New Spanish opposition leader to take tough line on Catalonia and abortion

Pablo Casado promises a return to traditional conservative values for Popular Party

 The new leader of the Spanish conservative Popular Party, Pablo Casado, reacts after being elected to the position  at the party’s national congress, in Madrid. Photograph: ZIPI/EPA

The new leader of the Spanish conservative Popular Party, Pablo Casado, reacts after being elected to the position at the party’s national congress, in Madrid. Photograph: ZIPI/EPA

 

The new leader of Spain’s main opposition Popular Party (PP) promises a return to traditional conservative values for the party and to oppose attempts by the government to engage in dialogue with Catalan secessionists.

Pablo Casado, a 37-year-old congressman, is the PP’s new leader after a convincing victory in Saturday’s leadership run-off against former deputy prime minister Soraya Sáenz de Santamaría.

Mr Casado won over party delegates with a campaign that called on the PP, which was removed from power in June by a no-confidence vote, to be proud of its roots in the political right.

Although he rose and hugged Mariano Rajoy as his victory was announced, the PP’s new leader appears to draw little inspiration from his predecessor. Mr Rajoy offered little in the way of an overarching vision of Spain other than a determination to stabilise its economy. Mr Casado’s leadership is more likely to hark back to that of José María Aznar, the bullish PP prime minister between 1996 and 2004, who portrayed himself as the scourge of terrorism and aligned himself with neocons in Washington.

The editor of El Periódico newspaper, Enric Hernàndez, even went as far as to say that the PP’s new leader is “a rejuvenated version of Aznar, without the moustache”.

The fact that Mr Casado once worked at the former prime minister’s FAES think tank appears to support that theory, as does his unapologetically right-wing message of recent weeks.

“We are the party of life and the family,” he told the party on Saturday. His socially conservative message has included not only opposition to the current law on abortion and a proposed euthanasia law, but also criticism of those who want to dig up victims of the Franco dictatorship from mass graves.

“Those on the left are stuck in the past,” he said in 2015. “They’re always going on about the grave of so-and-so.”

Catalonia crisis

This strident conservatism also includes Mr Casado’s view on Catalonia. He has criticised his own PP government’s handling of the recent independence crisis as too soft. He has also attacked the new Socialist government’s bid to engage in dialogue with the northeastern region’s administration.

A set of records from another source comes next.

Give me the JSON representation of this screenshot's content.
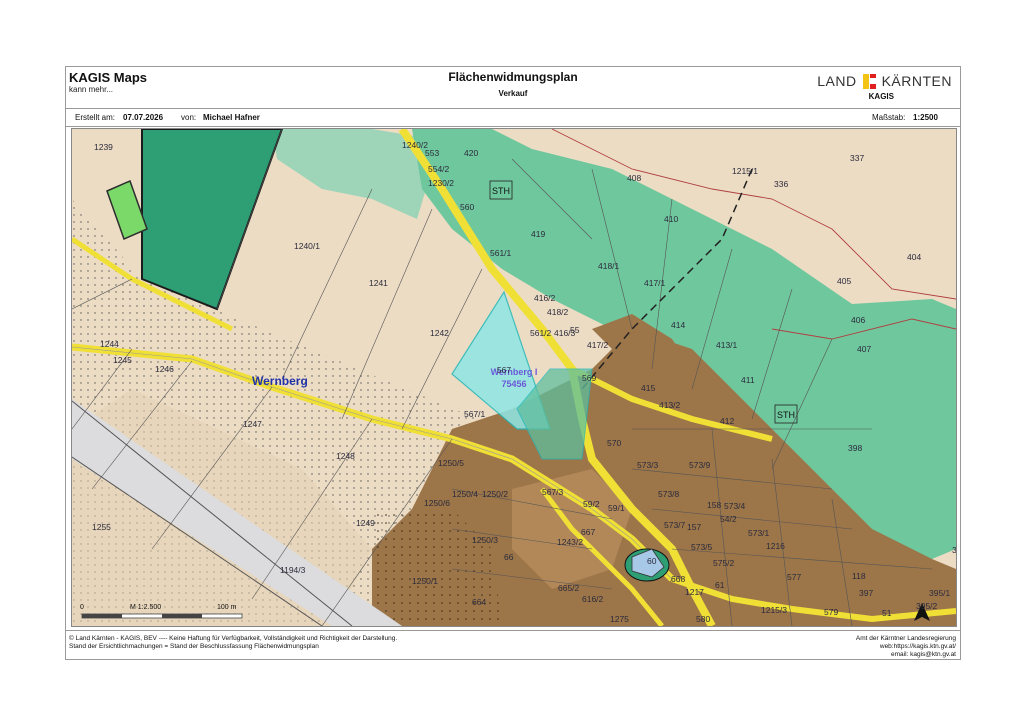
{
  "header": {
    "brand": "KAGIS Maps",
    "tagline": "kann mehr...",
    "title": "Flächenwidmungsplan",
    "subtitle": "Verkauf",
    "logo_left": "LAND",
    "logo_right": "KÄRNTEN",
    "logo_sub": "KAGIS"
  },
  "info": {
    "created_label": "Erstellt am:",
    "created_value": "07.07.2026",
    "by_label": "von:",
    "by_value": "Michael Hafner",
    "scale_label": "Maßstab:",
    "scale_value": "1:2500"
  },
  "map": {
    "place_label": "Wernberg",
    "selected_parcel_line1": "Wernberg I",
    "selected_parcel_line2": "75456",
    "selected_parcel_overlay": "567",
    "sth_labels": [
      "STH",
      "STH"
    ],
    "parcels": [
      "1239",
      "1240/2",
      "553",
      "554/2",
      "1230/2",
      "420",
      "408",
      "1215/1",
      "336",
      "337",
      "560",
      "410",
      "419",
      "561/1",
      "418/1",
      "417/1",
      "404",
      "405",
      "1240/1",
      "1241",
      "416/2",
      "418/2",
      "561/2",
      "416/3",
      "55",
      "417/2",
      "414",
      "413/1",
      "406",
      "407",
      "1242",
      "1244",
      "1245",
      "1246",
      "569",
      "415",
      "411",
      "413/2",
      "412",
      "398",
      "1247",
      "567/1",
      "570",
      "573/3",
      "573/9",
      "1248",
      "1250/5",
      "567/3",
      "573/8",
      "1250/4",
      "1250/2",
      "59/2",
      "59/1",
      "158",
      "573/4",
      "54/2",
      "1250/6",
      "573/7",
      "157",
      "573/1",
      "1255",
      "1249",
      "667",
      "573/5",
      "1216",
      "396",
      "1250/3",
      "1243/2",
      "60",
      "575/2",
      "1194/3",
      "66",
      "668",
      "61",
      "577",
      "118",
      "1250/1",
      "665/2",
      "1217",
      "397",
      "395/1",
      "664",
      "616/2",
      "1215/3",
      "579",
      "51",
      "395/2",
      "1275",
      "580"
    ],
    "scale_bar": {
      "zero": "0",
      "mid": "M 1:2.500",
      "end": "100 m"
    },
    "colors": {
      "forest": "#6fc79e",
      "forest_dark": "#2e9e75",
      "agriculture": "#ecdcc4",
      "building": "#9c7549",
      "road": "#f0e036",
      "railway": "#dcdcde",
      "selected": "#8ee6e6",
      "water": "#a8c8e8"
    }
  },
  "footer": {
    "line1": "© Land Kärnten - KAGIS, BEV ---- Keine Haftung für Verfügbarkeit, Vollständigkeit und Richtigkeit der Darstellung.",
    "line2": "Stand der Ersichtlichmachungen = Stand der Beschlussfassung Flächenwidmungsplan",
    "right1": "Amt der Kärntner Landesregierung",
    "right2": "web:https://kagis.ktn.gv.at/",
    "right3": "email: kagis@ktn.gv.at"
  }
}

Instead, he has vowed to be “implacable with those who want to break up the unity of our country”.

This suggests that Mr Casado’s leadership could be more than a match for Ciudadanos, the relatively new party that has been threatening to supplant the PP as the dominant force on the right by appealing to Spaniards’ unionist sentiments. It would also appear to free up the political centreground to the benefit of Socialist prime minister Pedro Sánchez.

However, it is possible that the lurch to the right Mr Casado has promised was more of a campaign tactic than a genuine resolution.

Meanwhile, he has another, more personal, issue hanging over him, one which does little to help his bid to free the PP of its reputation for corruption. In the spring, it transpired Mr Casado had been awarded a master’s degree from a Madrid university without attending classes or sitting exams. A judge is examining allegations that he earned the degree fraudulently.